I’m taking advantage of the peace and quiet and working back until seven, on a roll (at last) with the report I was meant to finish two weeks ago when I was sick. I’ll need to do more later, though, so there won’t be much of a blog post tonight. In fact, this is it. Blog Still Alive Again Day.
Every “Exterminate” From Doctor Who. Nearly as many as you’d hear in a typical lunchtime in my primary school playground.
Peter Serafinowicz’s Dalek Relaxation Tape—one of the finest moments of his recent 6Music run. Hearing this on the podcast almost had me doubling up in the sauces aisle of Tesco. Almost as good as the T-WOG$.

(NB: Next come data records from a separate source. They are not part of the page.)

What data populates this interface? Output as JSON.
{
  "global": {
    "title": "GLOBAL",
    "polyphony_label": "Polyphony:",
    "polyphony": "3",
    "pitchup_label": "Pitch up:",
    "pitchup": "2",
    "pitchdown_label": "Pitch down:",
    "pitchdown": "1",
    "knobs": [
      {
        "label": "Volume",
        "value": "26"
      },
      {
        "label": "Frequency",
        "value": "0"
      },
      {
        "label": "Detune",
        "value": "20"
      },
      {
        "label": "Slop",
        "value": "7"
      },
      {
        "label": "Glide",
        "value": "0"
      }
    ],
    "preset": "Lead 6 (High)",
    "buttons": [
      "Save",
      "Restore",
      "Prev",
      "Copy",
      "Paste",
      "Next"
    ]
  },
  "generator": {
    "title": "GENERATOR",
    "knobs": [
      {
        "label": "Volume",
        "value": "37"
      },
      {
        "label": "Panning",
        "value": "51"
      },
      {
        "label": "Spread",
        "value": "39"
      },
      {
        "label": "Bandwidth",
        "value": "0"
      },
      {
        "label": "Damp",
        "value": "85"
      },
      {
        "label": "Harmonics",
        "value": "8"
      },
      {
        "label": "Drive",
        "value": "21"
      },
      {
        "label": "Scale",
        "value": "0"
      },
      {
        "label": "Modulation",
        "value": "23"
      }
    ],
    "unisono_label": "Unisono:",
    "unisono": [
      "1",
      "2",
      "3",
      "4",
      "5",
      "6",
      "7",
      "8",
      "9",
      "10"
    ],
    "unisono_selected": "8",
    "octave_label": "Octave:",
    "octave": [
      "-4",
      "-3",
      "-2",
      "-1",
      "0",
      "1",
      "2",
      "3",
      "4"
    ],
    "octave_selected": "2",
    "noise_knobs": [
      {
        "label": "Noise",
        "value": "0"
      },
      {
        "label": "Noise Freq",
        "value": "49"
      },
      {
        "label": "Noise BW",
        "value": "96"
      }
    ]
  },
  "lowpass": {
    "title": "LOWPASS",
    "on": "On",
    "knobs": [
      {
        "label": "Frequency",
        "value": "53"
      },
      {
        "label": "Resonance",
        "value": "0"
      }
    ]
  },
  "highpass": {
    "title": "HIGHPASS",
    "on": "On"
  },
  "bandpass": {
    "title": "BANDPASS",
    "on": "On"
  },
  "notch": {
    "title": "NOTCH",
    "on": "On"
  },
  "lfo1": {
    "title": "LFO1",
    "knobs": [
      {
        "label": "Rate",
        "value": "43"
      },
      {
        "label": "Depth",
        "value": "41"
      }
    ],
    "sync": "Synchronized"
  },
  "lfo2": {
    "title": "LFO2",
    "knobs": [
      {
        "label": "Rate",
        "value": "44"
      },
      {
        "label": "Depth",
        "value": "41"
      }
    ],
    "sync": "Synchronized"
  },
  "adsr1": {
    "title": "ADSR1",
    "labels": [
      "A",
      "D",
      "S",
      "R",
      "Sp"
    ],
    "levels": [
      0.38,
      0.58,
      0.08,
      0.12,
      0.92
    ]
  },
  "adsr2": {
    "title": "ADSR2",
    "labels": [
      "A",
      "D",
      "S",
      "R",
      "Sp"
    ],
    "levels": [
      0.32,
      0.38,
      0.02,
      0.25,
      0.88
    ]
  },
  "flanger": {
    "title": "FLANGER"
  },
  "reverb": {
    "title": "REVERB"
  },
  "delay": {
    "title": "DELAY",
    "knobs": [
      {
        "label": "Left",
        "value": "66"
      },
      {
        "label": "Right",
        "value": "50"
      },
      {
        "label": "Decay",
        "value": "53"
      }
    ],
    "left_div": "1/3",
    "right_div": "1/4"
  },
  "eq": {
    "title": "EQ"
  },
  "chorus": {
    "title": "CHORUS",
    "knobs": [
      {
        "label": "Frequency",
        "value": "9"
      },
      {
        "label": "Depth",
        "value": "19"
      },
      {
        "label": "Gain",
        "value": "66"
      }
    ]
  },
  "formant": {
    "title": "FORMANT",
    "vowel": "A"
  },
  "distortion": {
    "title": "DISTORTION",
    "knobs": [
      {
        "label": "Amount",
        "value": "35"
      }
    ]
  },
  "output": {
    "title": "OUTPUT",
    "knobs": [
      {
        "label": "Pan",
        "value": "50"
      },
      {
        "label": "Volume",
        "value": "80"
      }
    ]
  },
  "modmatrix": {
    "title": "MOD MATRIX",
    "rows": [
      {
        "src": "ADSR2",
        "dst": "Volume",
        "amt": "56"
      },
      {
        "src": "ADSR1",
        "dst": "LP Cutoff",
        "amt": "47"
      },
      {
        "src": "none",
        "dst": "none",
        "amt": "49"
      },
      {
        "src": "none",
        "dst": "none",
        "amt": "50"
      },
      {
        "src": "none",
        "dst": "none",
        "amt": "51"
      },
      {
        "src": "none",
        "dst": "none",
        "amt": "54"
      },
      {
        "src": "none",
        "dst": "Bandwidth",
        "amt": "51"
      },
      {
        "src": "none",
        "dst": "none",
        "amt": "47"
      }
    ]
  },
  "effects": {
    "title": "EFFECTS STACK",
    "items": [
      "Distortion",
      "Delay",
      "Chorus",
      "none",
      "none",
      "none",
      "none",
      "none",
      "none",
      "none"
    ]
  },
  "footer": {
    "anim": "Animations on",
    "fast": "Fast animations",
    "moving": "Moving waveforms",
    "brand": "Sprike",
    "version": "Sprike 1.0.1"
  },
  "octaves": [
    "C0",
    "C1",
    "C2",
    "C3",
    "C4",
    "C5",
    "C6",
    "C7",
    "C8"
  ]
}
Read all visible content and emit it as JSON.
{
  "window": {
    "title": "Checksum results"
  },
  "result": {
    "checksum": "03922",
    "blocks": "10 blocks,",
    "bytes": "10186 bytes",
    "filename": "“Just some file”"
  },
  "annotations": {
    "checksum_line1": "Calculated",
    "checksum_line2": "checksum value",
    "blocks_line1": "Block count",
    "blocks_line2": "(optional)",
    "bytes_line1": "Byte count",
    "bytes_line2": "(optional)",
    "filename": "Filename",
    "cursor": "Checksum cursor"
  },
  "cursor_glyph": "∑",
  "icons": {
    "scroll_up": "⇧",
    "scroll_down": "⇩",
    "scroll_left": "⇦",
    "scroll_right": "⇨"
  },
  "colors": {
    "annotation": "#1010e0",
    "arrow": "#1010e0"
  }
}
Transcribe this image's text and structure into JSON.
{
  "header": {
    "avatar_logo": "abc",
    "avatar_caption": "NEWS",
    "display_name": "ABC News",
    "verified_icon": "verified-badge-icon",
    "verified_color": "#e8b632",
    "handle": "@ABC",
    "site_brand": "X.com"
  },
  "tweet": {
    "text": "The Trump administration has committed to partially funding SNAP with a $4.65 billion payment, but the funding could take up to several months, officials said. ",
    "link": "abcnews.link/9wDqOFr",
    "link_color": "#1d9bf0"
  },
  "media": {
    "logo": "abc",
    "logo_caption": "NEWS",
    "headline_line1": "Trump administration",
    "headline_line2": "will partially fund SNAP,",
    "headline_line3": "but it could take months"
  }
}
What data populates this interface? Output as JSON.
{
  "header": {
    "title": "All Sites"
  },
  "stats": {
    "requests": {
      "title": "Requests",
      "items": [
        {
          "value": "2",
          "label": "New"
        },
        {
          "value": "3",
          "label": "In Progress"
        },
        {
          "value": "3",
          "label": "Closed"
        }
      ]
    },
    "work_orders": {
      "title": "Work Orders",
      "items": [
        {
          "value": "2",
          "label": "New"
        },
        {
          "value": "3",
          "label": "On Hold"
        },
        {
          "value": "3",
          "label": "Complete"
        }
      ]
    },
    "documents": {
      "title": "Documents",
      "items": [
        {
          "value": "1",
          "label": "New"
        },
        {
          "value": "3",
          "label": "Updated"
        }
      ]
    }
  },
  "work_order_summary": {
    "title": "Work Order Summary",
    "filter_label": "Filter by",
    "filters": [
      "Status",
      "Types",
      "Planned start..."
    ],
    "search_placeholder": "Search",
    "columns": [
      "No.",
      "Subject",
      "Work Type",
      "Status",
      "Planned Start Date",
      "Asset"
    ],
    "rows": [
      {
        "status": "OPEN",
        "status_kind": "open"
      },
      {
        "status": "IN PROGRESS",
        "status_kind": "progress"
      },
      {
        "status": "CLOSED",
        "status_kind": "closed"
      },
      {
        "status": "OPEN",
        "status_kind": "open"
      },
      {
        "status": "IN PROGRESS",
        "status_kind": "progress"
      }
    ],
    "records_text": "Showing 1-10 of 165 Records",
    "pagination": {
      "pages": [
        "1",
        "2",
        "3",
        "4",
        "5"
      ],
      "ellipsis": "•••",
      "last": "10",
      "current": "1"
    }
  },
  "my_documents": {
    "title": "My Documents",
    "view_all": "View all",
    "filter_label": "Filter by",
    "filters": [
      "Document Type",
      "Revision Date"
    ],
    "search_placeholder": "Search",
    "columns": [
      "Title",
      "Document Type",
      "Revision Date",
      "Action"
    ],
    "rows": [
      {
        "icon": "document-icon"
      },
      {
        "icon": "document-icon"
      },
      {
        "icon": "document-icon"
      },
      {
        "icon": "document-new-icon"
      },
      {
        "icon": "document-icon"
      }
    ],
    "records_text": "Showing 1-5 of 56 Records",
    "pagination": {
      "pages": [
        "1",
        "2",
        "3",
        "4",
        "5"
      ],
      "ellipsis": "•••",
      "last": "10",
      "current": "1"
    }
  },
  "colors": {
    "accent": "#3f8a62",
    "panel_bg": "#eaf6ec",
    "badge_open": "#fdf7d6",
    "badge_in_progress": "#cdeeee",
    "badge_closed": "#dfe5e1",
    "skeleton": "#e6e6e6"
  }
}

French-Polished Dining Table and Chairs
£100 Polwarth, Edinburgh
Four French-polished dining chairs with a small dining table (seats 4), all in good condition. The chairs’ upholstery matches in theme, with two pairs in navy and two in burgundy. The table is a versatile size, 137cm by 74cm (4’6” x 2’5”), which could suit a kitchen or dining room. This furniture originally came from a nunnery in New South Wales, and was stripped and restored by the current owners; the chairs are a typical early-20th-century Australian style.
For collection only.
There was a time when I knew the conversion rate from the pound to the Aussie dollar almost by heart, and from the AUD to the USD, and a few others. But I realised the other day that I hadn’t checked in a long while what the pound was doing against the Aussie. When I did, it wasn’t pleasant.
Glyn Moody: Our Imminent Summer of Digital Discontent.
Neil Tennant in 1992: Hatred can be positive.
I’ve been hanging on to my six-year-old iMac, a PowerPC G5, for as long as possible, but it’s so slow that it’s like an old terminal, with visible lags between each letter as I type. Partly that’s because there are only six gigs free on the hard-disk at the moment, but I clear out a chunk every now and then and it doesn’t make much difference. I could put up with it until upgrading my work machine a year ago, but dissatisfaction with relative levels of performance gets me every time. Maybe I need to downgrade the work Mac to a Performa.
The discovery of feathered tyrannosaur Yutyrannus huali reinforces what palaeontologists like Jack Horner have long said: birds are latterday dinosaurs. Which means that all those cartoons showing cavemen living alongside dinosaurs weren’t wrong after all. Exhibit A; Exhibit B.
Six months ago: Trove of Dinosaur Feathers Found in Canadian Amber.
Last week we had summer weather, this week sleet and snow: esrever otni enog evah snosaes eht. The snow hasn’t settled, which seems a shame: if it’s going to be this cold, you should at least have a chance to get the sled out.
Is a “director’s cut” ever a good idea? The director’s cut has been a feature of the home video landscape for years, getting a significant boost from multi-disk DVD and now Blu-Ray sets. There are some pretty bad ones around, but which are the best? Movie sites like Shortlist, IGN Movies, MoviesOnline.ca, FilmWad and Empire have all given us lists of the best (and worst), and online discussions have suggested others (Blade Runner tops most lists, but beyond that they diverge significantly). Where do you start when that two-hour epic isn’t epic enough?
This discussion made me wonder if there’s a site somewhere that rates director’s cuts. There doesn’t seem to be, but quite a few film sites have done lists of the best...
There is a limit to how many times you can post an entry with no words in it as part of a “post every day” challenge, and that limit is one, one time, and only on April First at that. So I’ve shot that particular bolt. Now I have to start writing stuff again.
It’s a bit daunting, though, to know that I was four thousand words low in March and only got by on my previous buffer. That means I have to start posting twice as much again just to keep up. I’m not sure that the respond-to-random-stuff approach is going to hack it.
To be continued.